**Try it:**
Line by line, print the records exactly, and keep images out of the copy.

***** Exercise material *****

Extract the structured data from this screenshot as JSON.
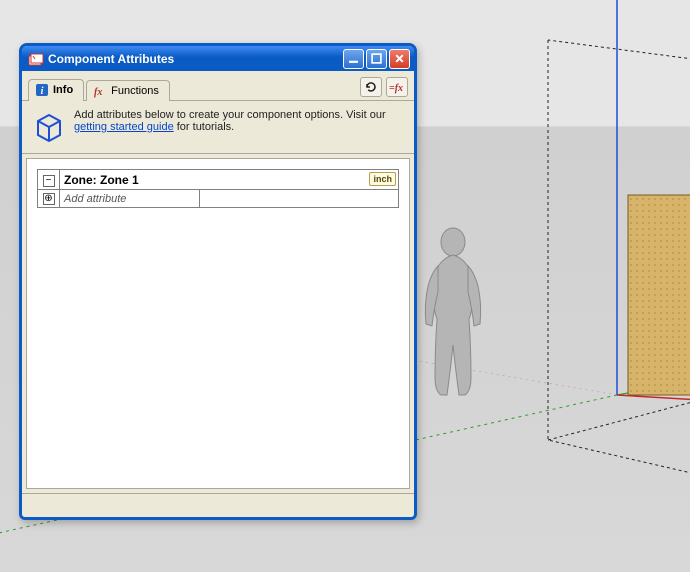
{
  "window": {
    "title": "Component Attributes"
  },
  "tabs": {
    "info": "Info",
    "functions": "Functions"
  },
  "instruction": {
    "text_before": "Add attributes below to create your component options. Visit our ",
    "link_text": "getting started guide",
    "text_after": " for tutorials."
  },
  "attributes": {
    "header_label": "Zone: Zone 1",
    "unit": "inch",
    "add_label": "Add attribute",
    "expand_symbol": "−",
    "add_symbol": "⊕"
  }
}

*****

**Expected answer:**
Extract the structured data from this screenshot as JSON.
{
  "window": {
    "title": "Component Attributes"
  },
  "tabs": {
    "info": "Info",
    "functions": "Functions"
  },
  "instruction": {
    "text_before": "Add attributes below to create your component options. Visit our ",
    "link_text": "getting started guide",
    "text_after": " for tutorials."
  },
  "attributes": {
    "header_label": "Zone: Zone 1",
    "unit": "inch",
    "add_label": "Add attribute",
    "expand_symbol": "−",
    "add_symbol": "⊕"
  }
}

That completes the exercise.